Gov. Ronnie Musgrove's decision to tie his once-failed prison bill to the fate of the upcoming special session on tort reform is one that is self-serving in the extreme.
Rather than have the Legislature deal with the tort reform issue in a straightforward manner, Musgrove has crafted the session such that lawmakers can't even consider tort reform until this pass his private prison funding bill. The Legislature rejected that bill in the last recent special session weeks ago.
The Legislature is not without fault in this mess. Musgrove negotiated a better contract with the private prisons than did the Legislature, which was trying to run the prisons from the Appropriations Committee rather than allowing the Department of Corrections to do their job. They should have passed the bill, but Musgrove is engaging in political blackmail over tort reform and may well end up on the short end of the stick in this showdown.
If so, Mississippians who want and need tort reform will see yet another roadblock in their path. It might be cynical to remind Mississippi voters that Musgrove received almost $400,000 in campaign contributions from the trial lawyers in 2001, but it's a fact.

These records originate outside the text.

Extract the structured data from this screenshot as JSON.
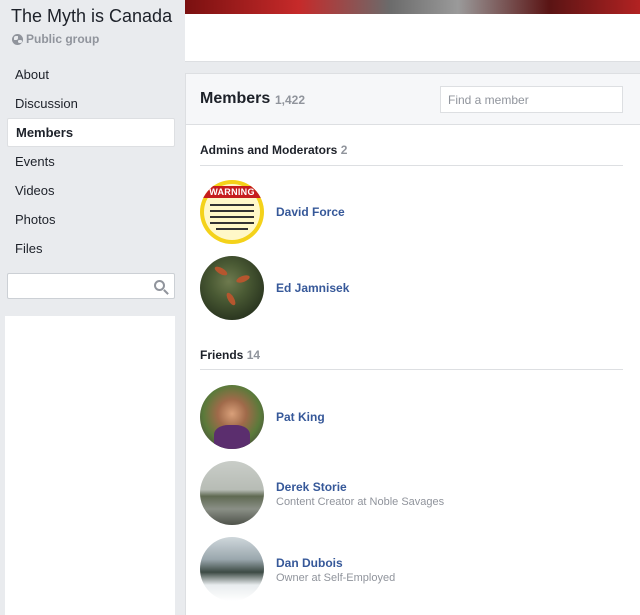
{
  "group": {
    "title": "The Myth is Canada",
    "privacy": "Public group"
  },
  "nav": {
    "items": [
      {
        "label": "About",
        "active": false
      },
      {
        "label": "Discussion",
        "active": false
      },
      {
        "label": "Members",
        "active": true
      },
      {
        "label": "Events",
        "active": false
      },
      {
        "label": "Videos",
        "active": false
      },
      {
        "label": "Photos",
        "active": false
      },
      {
        "label": "Files",
        "active": false
      }
    ]
  },
  "sidebar_search": {
    "value": "",
    "placeholder": ""
  },
  "members": {
    "title": "Members",
    "count": "1,422",
    "find_placeholder": "Find a member",
    "admins_heading": "Admins and Moderators",
    "admins_count": "2",
    "friends_heading": "Friends",
    "friends_count": "14",
    "admins": [
      {
        "name": "David Force",
        "subtitle": "",
        "avatar_text": "WARNING"
      },
      {
        "name": "Ed Jamnisek",
        "subtitle": ""
      }
    ],
    "friends": [
      {
        "name": "Pat King",
        "subtitle": ""
      },
      {
        "name": "Derek Storie",
        "subtitle": "Content Creator at Noble Savages"
      },
      {
        "name": "Dan Dubois",
        "subtitle": "Owner at Self-Employed"
      }
    ]
  },
  "colors": {
    "link": "#365899",
    "muted": "#90949c",
    "background": "#e9ebee"
  }
}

Musgrove talks a good game on tort reform, but he's still placing barriers that keep your legislators from voting on it.